Problem details: Search each line below for the word "EPIC" and list those that contain it.

Records for the task:
▼

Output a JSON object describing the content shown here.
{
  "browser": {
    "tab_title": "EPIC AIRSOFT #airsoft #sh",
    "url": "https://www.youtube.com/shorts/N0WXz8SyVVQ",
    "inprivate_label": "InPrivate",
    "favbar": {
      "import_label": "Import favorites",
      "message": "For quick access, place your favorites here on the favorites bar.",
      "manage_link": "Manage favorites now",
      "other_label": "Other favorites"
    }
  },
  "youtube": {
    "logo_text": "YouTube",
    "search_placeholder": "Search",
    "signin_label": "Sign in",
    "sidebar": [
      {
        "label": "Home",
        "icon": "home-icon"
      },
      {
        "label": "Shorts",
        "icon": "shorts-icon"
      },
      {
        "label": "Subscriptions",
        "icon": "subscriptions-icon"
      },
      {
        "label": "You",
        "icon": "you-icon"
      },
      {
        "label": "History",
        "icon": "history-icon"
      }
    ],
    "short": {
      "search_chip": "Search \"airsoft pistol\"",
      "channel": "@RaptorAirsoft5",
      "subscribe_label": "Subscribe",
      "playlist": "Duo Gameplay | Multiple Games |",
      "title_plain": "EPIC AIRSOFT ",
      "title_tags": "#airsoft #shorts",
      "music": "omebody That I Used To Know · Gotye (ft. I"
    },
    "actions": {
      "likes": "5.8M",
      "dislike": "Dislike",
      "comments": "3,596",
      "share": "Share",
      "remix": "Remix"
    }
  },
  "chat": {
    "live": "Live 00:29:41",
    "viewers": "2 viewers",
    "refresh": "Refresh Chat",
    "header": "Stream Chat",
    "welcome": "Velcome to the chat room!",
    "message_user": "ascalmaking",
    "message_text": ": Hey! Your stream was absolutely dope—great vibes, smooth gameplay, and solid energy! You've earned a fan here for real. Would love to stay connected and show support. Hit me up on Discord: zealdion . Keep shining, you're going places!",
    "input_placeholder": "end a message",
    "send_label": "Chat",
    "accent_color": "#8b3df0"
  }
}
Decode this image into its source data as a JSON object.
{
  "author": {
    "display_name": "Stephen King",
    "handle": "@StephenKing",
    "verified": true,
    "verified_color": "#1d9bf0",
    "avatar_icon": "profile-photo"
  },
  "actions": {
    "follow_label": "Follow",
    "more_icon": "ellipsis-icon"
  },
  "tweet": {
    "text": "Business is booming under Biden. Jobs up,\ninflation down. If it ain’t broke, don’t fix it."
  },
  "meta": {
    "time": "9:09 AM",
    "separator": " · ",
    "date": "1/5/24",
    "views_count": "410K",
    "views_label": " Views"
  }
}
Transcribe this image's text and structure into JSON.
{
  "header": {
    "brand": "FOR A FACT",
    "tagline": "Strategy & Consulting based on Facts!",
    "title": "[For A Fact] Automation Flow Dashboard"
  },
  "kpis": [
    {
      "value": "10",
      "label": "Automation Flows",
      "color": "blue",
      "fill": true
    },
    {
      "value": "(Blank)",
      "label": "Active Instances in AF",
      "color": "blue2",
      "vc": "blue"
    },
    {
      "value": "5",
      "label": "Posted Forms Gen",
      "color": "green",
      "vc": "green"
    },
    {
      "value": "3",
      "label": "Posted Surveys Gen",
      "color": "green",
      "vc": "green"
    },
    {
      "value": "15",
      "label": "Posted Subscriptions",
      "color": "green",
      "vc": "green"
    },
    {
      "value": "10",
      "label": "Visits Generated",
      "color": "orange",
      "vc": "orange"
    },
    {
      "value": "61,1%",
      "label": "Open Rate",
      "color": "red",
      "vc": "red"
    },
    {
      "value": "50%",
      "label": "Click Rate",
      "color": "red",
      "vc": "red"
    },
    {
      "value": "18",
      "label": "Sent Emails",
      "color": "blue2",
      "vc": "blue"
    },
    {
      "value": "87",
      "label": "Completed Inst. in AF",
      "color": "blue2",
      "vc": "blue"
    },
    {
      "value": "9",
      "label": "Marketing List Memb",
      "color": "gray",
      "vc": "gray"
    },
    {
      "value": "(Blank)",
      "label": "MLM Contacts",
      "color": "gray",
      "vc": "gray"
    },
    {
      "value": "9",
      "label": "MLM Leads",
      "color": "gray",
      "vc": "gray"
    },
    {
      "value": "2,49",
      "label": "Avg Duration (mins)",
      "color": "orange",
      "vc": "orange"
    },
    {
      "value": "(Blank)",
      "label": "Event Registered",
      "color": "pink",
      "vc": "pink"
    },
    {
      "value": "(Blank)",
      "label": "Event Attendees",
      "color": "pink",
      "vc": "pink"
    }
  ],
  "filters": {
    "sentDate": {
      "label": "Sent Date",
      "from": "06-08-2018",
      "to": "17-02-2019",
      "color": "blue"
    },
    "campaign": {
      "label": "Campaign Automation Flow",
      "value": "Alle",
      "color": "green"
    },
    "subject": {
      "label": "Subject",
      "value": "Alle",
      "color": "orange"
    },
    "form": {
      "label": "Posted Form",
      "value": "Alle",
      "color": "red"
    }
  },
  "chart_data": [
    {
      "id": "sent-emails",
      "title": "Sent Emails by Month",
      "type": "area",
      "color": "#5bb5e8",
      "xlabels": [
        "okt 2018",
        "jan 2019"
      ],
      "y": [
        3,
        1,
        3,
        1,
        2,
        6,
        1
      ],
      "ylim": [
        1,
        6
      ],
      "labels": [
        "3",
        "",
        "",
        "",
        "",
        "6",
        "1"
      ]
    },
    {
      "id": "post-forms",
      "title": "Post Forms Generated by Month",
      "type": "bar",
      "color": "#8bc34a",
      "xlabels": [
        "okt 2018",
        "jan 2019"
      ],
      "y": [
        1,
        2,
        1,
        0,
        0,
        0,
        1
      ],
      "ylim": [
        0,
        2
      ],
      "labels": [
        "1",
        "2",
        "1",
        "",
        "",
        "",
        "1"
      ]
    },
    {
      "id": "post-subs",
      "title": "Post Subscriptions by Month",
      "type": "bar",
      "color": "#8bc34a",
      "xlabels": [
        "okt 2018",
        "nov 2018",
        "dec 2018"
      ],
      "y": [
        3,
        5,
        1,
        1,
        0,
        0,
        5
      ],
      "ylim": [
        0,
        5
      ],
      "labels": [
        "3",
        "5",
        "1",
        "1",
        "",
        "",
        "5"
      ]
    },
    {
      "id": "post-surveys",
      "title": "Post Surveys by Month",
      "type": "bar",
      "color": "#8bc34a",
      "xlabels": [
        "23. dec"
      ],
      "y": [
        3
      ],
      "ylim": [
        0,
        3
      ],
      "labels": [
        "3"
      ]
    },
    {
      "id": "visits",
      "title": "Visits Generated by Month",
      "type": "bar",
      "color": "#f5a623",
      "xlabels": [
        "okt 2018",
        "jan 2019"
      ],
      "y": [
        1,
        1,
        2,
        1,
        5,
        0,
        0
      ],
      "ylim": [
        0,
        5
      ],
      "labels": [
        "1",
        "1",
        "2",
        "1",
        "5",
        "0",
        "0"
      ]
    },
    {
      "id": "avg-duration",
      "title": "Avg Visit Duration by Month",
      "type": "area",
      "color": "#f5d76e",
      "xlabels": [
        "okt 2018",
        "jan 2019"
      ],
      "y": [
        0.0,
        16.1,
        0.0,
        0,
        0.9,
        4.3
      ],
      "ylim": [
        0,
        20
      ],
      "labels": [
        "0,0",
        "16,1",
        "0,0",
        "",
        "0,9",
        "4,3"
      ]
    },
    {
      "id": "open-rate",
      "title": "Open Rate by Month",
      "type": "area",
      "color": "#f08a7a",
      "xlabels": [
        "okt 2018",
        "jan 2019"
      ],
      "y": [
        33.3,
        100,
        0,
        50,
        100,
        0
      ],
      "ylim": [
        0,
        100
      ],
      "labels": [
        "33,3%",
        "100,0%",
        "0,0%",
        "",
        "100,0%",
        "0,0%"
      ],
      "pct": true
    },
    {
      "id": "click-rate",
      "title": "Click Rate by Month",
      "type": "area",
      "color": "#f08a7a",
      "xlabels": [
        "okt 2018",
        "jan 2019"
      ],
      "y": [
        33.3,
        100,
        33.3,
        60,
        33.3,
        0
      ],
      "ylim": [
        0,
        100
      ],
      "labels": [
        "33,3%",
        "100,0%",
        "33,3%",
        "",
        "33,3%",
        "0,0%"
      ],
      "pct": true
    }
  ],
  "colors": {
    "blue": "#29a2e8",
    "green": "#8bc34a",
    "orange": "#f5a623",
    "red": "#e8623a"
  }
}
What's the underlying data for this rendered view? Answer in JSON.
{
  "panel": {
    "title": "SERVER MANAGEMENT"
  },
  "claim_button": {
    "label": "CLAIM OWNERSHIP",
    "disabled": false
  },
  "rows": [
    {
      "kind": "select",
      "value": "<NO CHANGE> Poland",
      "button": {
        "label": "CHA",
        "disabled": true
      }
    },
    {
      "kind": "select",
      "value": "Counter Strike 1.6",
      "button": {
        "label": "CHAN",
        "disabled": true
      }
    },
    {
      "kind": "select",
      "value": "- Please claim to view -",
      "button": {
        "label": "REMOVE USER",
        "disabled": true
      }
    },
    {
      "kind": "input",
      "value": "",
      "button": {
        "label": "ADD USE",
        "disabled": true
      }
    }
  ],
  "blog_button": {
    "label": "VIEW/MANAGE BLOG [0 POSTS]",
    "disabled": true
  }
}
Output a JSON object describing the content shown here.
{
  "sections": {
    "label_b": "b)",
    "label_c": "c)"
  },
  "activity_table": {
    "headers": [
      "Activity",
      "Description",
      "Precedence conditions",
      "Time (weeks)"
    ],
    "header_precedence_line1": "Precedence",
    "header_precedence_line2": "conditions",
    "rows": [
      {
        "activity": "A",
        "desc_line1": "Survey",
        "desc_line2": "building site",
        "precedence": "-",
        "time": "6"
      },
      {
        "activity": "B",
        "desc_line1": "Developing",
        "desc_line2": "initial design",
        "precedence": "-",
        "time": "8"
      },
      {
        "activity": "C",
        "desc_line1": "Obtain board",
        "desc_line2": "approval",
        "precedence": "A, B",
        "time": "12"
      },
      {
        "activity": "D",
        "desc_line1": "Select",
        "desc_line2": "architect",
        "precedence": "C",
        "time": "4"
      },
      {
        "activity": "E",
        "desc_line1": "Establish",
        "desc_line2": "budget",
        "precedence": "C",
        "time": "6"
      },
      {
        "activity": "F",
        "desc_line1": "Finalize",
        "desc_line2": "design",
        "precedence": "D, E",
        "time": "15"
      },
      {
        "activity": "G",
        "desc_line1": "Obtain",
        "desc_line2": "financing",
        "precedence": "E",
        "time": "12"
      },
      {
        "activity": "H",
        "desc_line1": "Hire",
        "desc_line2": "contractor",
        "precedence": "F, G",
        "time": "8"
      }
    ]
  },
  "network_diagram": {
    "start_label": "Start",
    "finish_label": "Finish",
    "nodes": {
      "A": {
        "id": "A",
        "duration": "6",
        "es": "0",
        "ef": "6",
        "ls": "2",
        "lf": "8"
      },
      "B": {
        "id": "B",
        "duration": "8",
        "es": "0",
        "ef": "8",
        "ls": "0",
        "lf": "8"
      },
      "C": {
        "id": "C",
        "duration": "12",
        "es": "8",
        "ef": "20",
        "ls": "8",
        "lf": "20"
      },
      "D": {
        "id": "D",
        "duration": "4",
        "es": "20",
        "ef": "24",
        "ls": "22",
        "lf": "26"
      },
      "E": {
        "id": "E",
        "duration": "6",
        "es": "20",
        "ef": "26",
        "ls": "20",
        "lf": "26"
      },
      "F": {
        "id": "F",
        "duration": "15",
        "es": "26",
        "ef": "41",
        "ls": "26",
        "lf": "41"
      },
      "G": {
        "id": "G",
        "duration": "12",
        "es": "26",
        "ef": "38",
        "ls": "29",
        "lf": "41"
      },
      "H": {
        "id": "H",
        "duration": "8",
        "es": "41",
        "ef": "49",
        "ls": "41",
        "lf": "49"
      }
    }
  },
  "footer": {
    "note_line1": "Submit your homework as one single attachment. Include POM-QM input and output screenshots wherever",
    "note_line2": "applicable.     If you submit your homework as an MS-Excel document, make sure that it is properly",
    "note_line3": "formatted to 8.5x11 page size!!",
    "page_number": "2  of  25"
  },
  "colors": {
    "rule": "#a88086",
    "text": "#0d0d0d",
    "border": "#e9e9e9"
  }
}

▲

Solution:
    "tab_title": "EPIC AIRSOFT #airsoft #sh",
      "title_plain": "EPIC AIRSOFT ",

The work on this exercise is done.